Beyond pandemic timing, the volume on the discussion has also turned up as we get closer to privacy events and deadlines. Those include the recent release of iOS 14.5, Apple’s ongoing restrictions to the erstwhile pervasive IDFA, and of course Google’s countdown to the death of the browser cookie.
The most recent of these moves is Apple’s App Tracking Transparency (ATT). New in iOS 14.5, it sends users periodic notifications about apps that are tracking them and how. Moreover, it offers users a quick and easy way to opt-out of that tracking, which would otherwise linger in the background unnoticed.
As we’ve examined, these private-sector moves will have more impact than more-exposed and discussed public-sector measures. The latter includes legislation such as GDPR and CCPA, which are more bark than bite. Tech companies tend to move faster than governments so their privacy moves are more potent.

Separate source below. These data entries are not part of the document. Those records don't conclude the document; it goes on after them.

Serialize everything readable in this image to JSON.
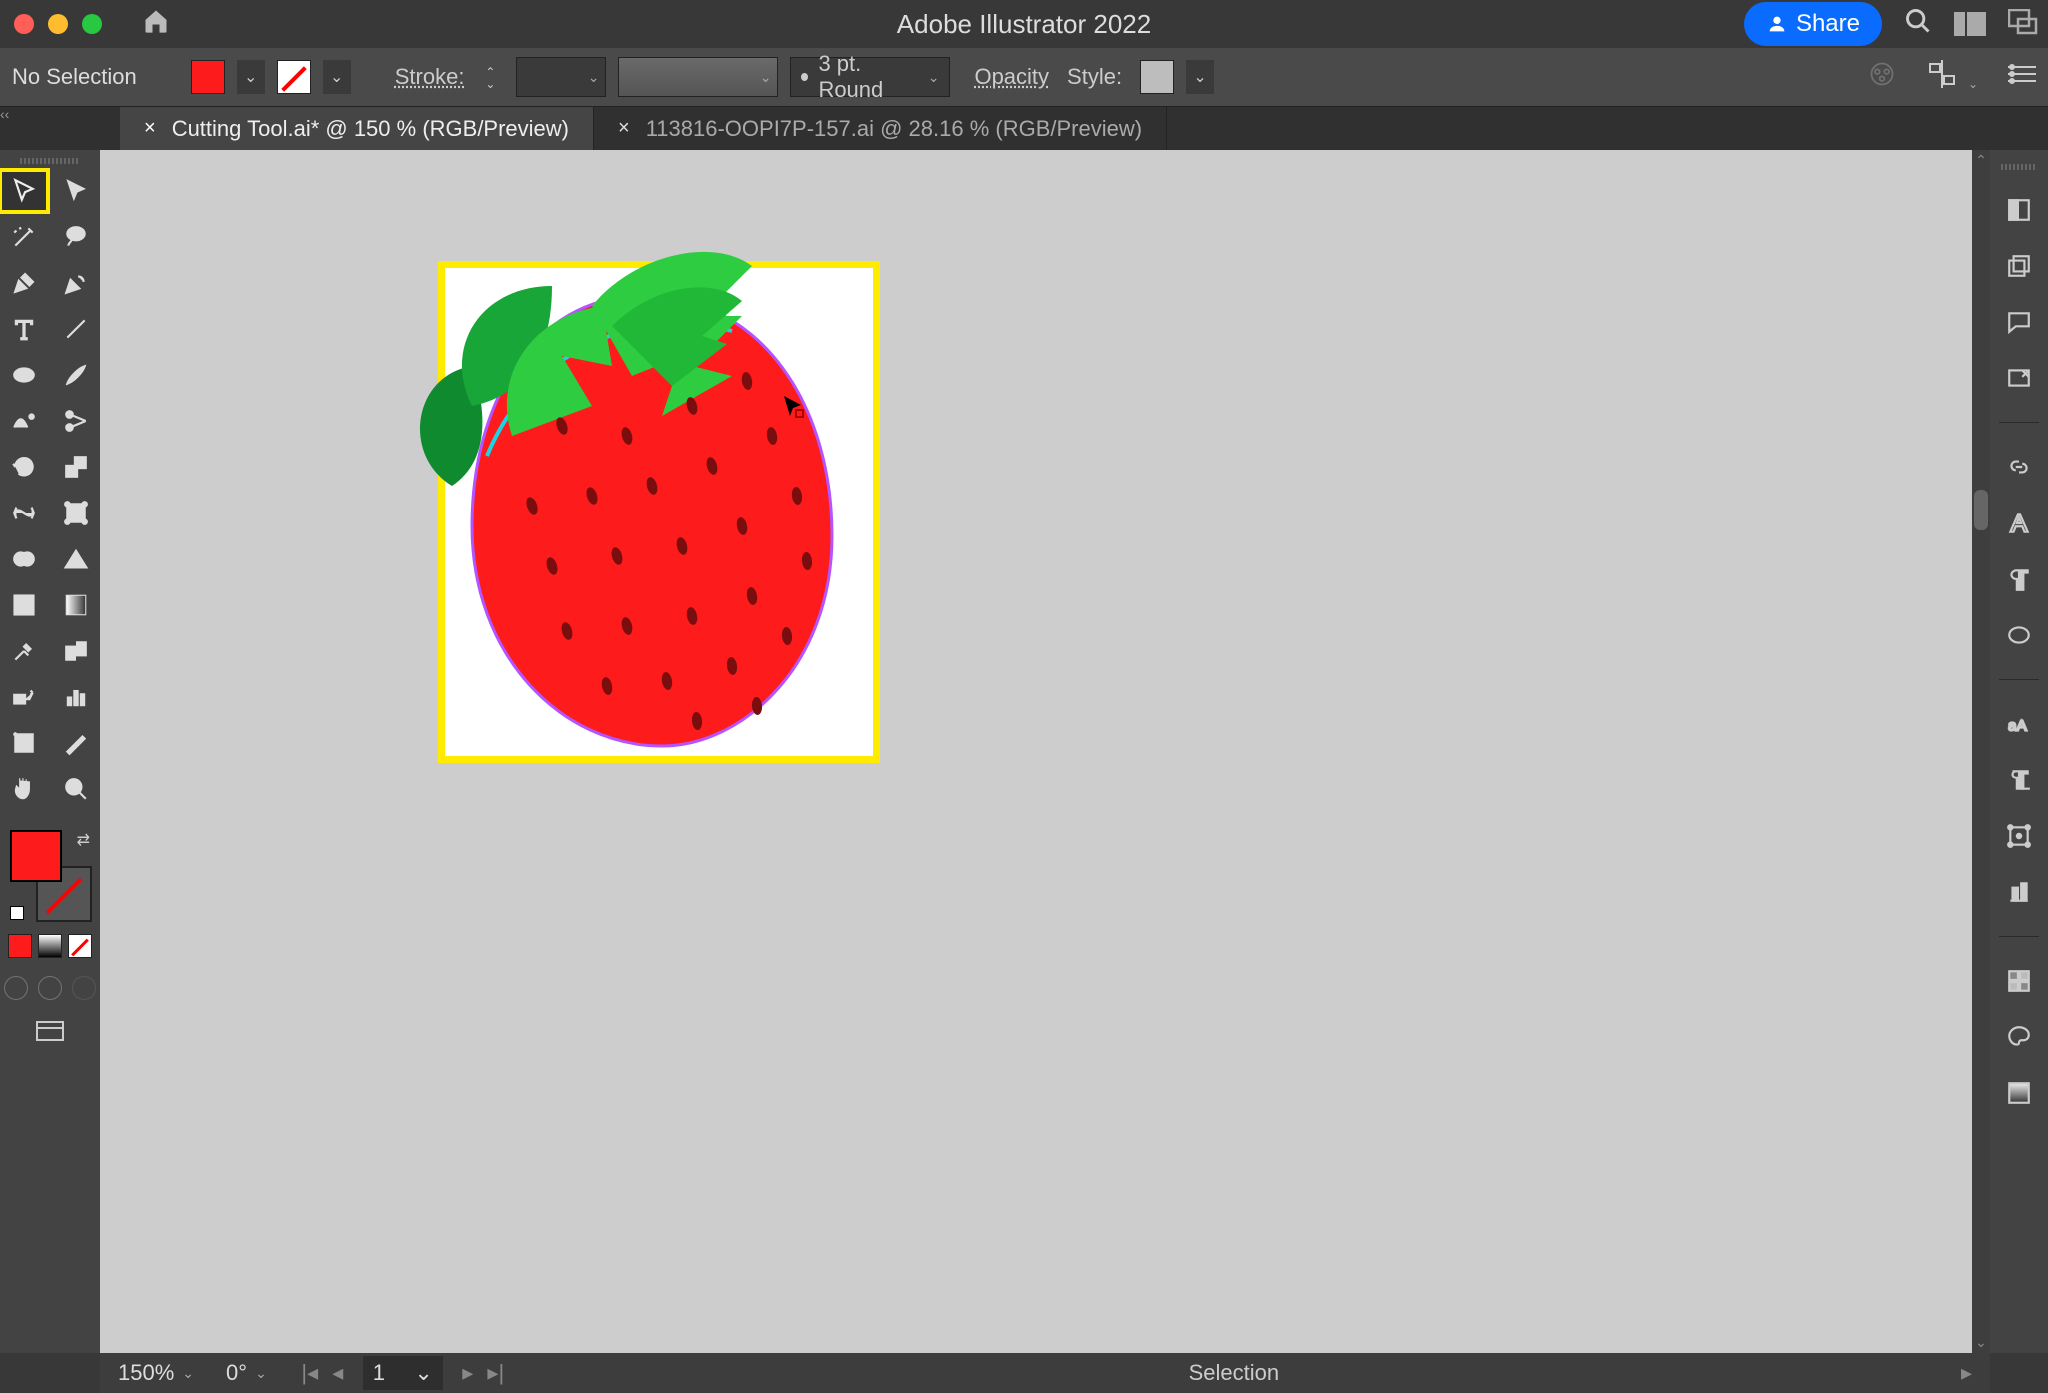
{
  "app_title": "Adobe Illustrator 2022",
  "share_label": "Share",
  "control": {
    "selection_label": "No Selection",
    "stroke_label": "Stroke:",
    "profile_label": "3 pt. Round",
    "opacity_label": "Opacity",
    "style_label": "Style:",
    "fill_color": "#fd1b1b"
  },
  "tabs": [
    {
      "label": "Cutting Tool.ai* @ 150 % (RGB/Preview)",
      "active": true
    },
    {
      "label": "113816-OOPI7P-157.ai @ 28.16 % (RGB/Preview)",
      "active": false
    }
  ],
  "status": {
    "zoom": "150%",
    "rotation": "0°",
    "artboard": "1",
    "tool": "Selection"
  },
  "colors": {
    "fill": "#fd1b1b",
    "highlight": "#ffeb00",
    "share_blue": "#0a6cff"
  },
  "artwork": {
    "description": "strawberry illustration",
    "selected": true
  }
}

But one of those mobile platform measures could be less painful to the ad tech industry than previously thought — at least if a recent survey from AppsFlyer is any indication. The report shows less-than-expected user inclination to opt-out of app behavioral tracking, such as Apple’s ATT notifications cited above.
Specifically, it tracked 300 apps and more than 13 million ATT prompts to discover opt-in rates as high as 45 percent. That may not seem like a lot — especially as apps and ad networks previously enjoyed much higher and covert coverage — but it’s greater than the 10-20% opt-ins that have been projected.
Drilling down into individual categories, here are a few highlighted findings from the survey, as summarized by eMarketer.
On average, 41% of users across all apps opted in. But that shrank to 28% on a per-app basis, suggesting that a small number of larger and more popular apps that can readily convince users to opt-in are bumping up the average.
Certain categories were also more likely to get permission from users. Utilities topped the list, on a per-user and per-app basis (45% and 39%, respectively). Shopping apps were the second-likeliest category, with 39% and 37% respective opt-in rates, followed by social apps at 33% and 36%.
Gaming apps saw the least opt-ins. Overall, nongaming apps had a per-user opt-in rate of 42%, while gaming apps saw a rate of 30%. Of gaming apps, the hardcore gaming category was the lowest-performing, with a per-user opt-in rate of 19%. However, many gaming apps will be less reliant on the ATT opt-in to track users, since they are owned by large publishers that have access to a wealth of first-party data from their libraries of hundreds or thousands of games.
The AppsFlyer survey results are promising for the ad tech world, but they don’t change the fact that there’s a new sherrif in town. There will still be considerable restrictions on the data-tracking field day that publishers, advertisers, and ad networks have enjoyed for the majority of the smartphone age.
Like anything else, the next era of mobile advertising will be won by those that innovate around restrictions. So we’ll see ample efforts to track users in other ways. More likely, successful strategies will focus on a better and more explicit value exchange so that users are naturally incentivized to opt-in.
This value exchange will especially be important in any apps that ask for location permissions. That’s always been the case, but will become more important than ever. Though all of the above covers a range of user behavioral tracking, location is the data set that’s arguably most prone to sensitivity.
What does this all mean for the makeup of the mobile location data and ad-tech sectors? They will likely transform over the coming months and years, including lots of consolidation as we’ve predicted. We’ll also see innovative and opportunistic players fill gaps that open as the industry twists around and takes new shape.